By Blythe Keeler Robinson, President and CEO, Sheltering Arms
In high school I had to read “A Tale of Two Cities” by Charles Dickens. It begins with a memorable first sentence that captures the current state of affairs in our country, our state and more specifically, our city, as we grapple with a global pandemic and the legacy of systemic racism. “It was the best of times, it was the worst of times, it was the age of wisdom, it was the age of foolishness, it was the epoch of belief, it was the epoch of incredulity, it was the season of light, it was the season of darkness, it was the spring of hope, it was the winter of despair.”
Atlanta is the capital of U.S. inequality for the second year in a row, according to a Bloomberg analysis of large American cities with a population of at least a quarter-million. Atlanta has the worse income inequality in the United States. It sits in a state that has the largest gender wage gap in the nation among self-employed adults. Atlanta also has suffered from a lack of economic mobility. It ranked 49th of 50 metro areas in a 2014 Harvard study of inter-generational mobility — or poor children growing up to become well off. And Georgia ranks in the bottom third of the poorest states in the nation. Atlanta truly is a tale of two cities.
Why is achieving equity so hard? I suspect it’s hard because inequity is ingrained in the fabric of our society. Everyone talks about fair or everyone having a fair shot, but we neglect to acknowledge our collective history and the fact that many of the systems in place have, for generations, disadvantaged people of color.

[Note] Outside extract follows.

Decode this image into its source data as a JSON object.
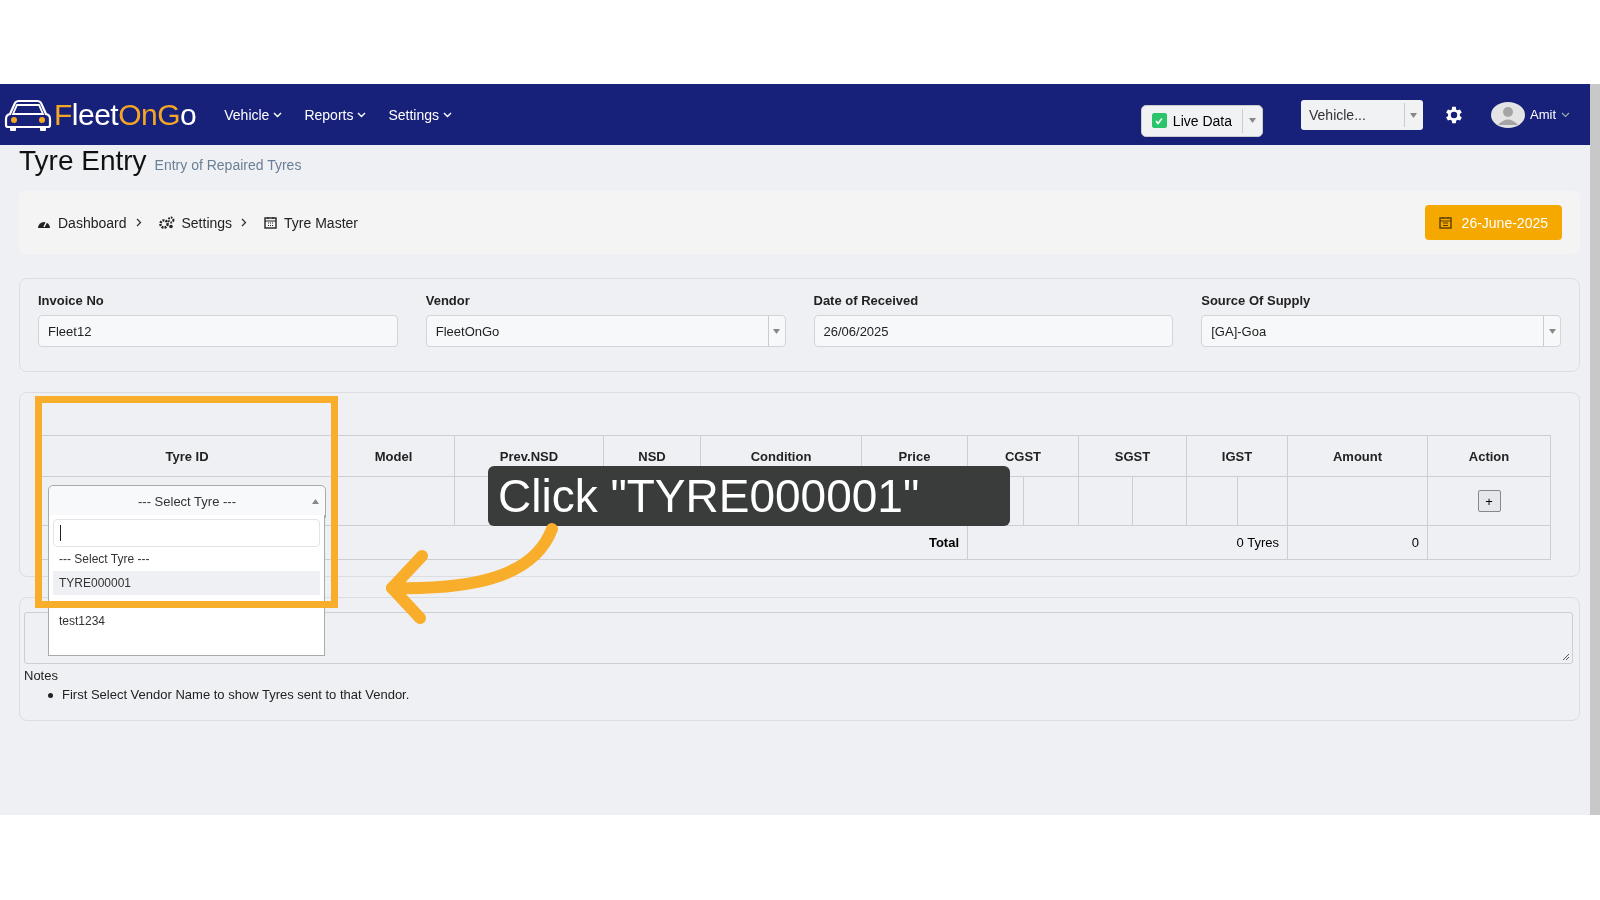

Fairness means everyone gets what they need. Unless we are intentional about interrogating our systems and processes and dismantling racism, our city will continue to be the epitome of the haves and the have-nots.
At Sheltering Arms, we view and approach our work each day through an equity lens. We provide early childhood education and care to the most vulnerable families in Atlanta, serving a majority Black population, and we support the caregivers, parents and guardians of those children by equipping them with the necessary resources to break the generational poverty cycle. Ninety-two percent of our families report Sheltering Arms staff is helpful in connecting them with useful community resources. We are doing our best to provide our families and children what they need to bridge the equity gap. We provide the children with a high-quality education, and for families, we provide workforce development, and guidance regarding post-secondary education, health and mental health services and other essential resources. Our kids enter the school system Kindergarten-ready and over 90% meet or exceed the developmental milestones for their age by the end of the school year.
Change starts with us…and it starts now. We must work together to create a more equitable world for Atlanta’s children, the leaders of tomorrow.